Skip Navigation COURSE:  IS-3 
Other Radiological Hazards
LESSON:  Natural Sources
FEMA Emergency Management Institute
GlossaryAccessibilityReturn to Course MapHelp
  Radon Indoors Back Next
  Person exposed to radon indoors.

The levels of radon in outside air varies markedly from place to place, however, people are mainly exposed to the dose from radon decay products indoors.

Radon concentrates in indoor air when buildings are, by and large, closed spaces. Once the gas gets in, by filtering up through floorboards from the ground or, to a much lesser extent, seeping out of the materials used to construct the building, it cannot get out.
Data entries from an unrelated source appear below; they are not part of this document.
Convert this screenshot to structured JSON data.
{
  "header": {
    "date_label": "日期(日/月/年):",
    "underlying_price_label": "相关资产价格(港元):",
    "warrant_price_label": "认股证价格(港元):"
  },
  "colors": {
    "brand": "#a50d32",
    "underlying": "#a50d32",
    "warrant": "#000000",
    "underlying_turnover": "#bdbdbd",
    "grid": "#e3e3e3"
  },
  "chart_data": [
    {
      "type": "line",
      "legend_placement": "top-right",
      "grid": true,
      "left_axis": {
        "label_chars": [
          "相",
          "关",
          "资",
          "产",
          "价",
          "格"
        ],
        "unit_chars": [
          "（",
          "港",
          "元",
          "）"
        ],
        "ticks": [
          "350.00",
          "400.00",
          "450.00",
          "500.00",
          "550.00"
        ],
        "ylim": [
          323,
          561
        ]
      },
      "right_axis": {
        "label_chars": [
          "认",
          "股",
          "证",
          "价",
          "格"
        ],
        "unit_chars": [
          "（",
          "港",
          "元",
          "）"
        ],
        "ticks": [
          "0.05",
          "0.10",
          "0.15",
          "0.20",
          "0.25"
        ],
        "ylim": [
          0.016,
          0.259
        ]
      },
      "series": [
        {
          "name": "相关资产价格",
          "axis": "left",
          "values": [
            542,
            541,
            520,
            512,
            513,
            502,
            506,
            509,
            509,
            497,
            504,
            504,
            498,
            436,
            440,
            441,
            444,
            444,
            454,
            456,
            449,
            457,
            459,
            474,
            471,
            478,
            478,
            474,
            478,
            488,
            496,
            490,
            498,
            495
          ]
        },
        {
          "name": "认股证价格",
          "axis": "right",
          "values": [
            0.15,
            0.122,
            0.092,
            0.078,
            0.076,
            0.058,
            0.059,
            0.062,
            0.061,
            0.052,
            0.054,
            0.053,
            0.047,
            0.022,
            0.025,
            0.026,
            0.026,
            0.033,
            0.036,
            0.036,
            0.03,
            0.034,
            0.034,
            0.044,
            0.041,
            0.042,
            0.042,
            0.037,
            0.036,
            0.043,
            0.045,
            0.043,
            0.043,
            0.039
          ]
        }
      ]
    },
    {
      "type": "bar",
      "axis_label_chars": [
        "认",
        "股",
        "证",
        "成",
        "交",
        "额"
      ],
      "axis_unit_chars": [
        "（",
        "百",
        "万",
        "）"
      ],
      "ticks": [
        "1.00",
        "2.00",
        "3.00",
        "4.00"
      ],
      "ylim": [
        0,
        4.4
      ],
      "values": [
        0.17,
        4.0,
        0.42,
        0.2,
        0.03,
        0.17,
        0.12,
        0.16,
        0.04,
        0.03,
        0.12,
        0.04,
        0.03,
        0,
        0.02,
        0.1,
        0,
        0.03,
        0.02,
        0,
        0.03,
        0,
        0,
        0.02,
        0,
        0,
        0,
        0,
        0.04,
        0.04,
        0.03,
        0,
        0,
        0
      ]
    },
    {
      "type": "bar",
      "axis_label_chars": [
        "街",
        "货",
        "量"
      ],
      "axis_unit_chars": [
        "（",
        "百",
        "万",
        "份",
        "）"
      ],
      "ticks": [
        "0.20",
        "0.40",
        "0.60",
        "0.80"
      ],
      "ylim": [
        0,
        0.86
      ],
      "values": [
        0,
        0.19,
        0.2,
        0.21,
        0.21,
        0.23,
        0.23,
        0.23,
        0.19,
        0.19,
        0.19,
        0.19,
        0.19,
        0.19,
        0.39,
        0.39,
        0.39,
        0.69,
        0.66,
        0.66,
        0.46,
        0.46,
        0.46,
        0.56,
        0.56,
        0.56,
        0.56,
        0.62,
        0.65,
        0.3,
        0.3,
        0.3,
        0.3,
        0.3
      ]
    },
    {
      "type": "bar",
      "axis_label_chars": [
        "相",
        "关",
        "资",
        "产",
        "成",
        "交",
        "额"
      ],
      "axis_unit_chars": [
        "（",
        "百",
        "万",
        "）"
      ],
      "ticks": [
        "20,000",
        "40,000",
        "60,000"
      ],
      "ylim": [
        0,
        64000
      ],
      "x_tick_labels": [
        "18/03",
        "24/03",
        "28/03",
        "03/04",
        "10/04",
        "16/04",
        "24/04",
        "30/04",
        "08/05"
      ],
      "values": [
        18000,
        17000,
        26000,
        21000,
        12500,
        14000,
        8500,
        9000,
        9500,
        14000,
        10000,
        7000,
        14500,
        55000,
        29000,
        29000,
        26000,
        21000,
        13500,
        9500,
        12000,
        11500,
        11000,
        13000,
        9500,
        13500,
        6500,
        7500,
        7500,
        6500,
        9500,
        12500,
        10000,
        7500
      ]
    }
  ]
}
Modern construction techniques known for good air-tightness and insulation, make it especially hard for radon to get out.

The decay products of the gas are solid, and they attach themselves to dust particles in the air which when inhaled, irradiate the lung.

  Back Next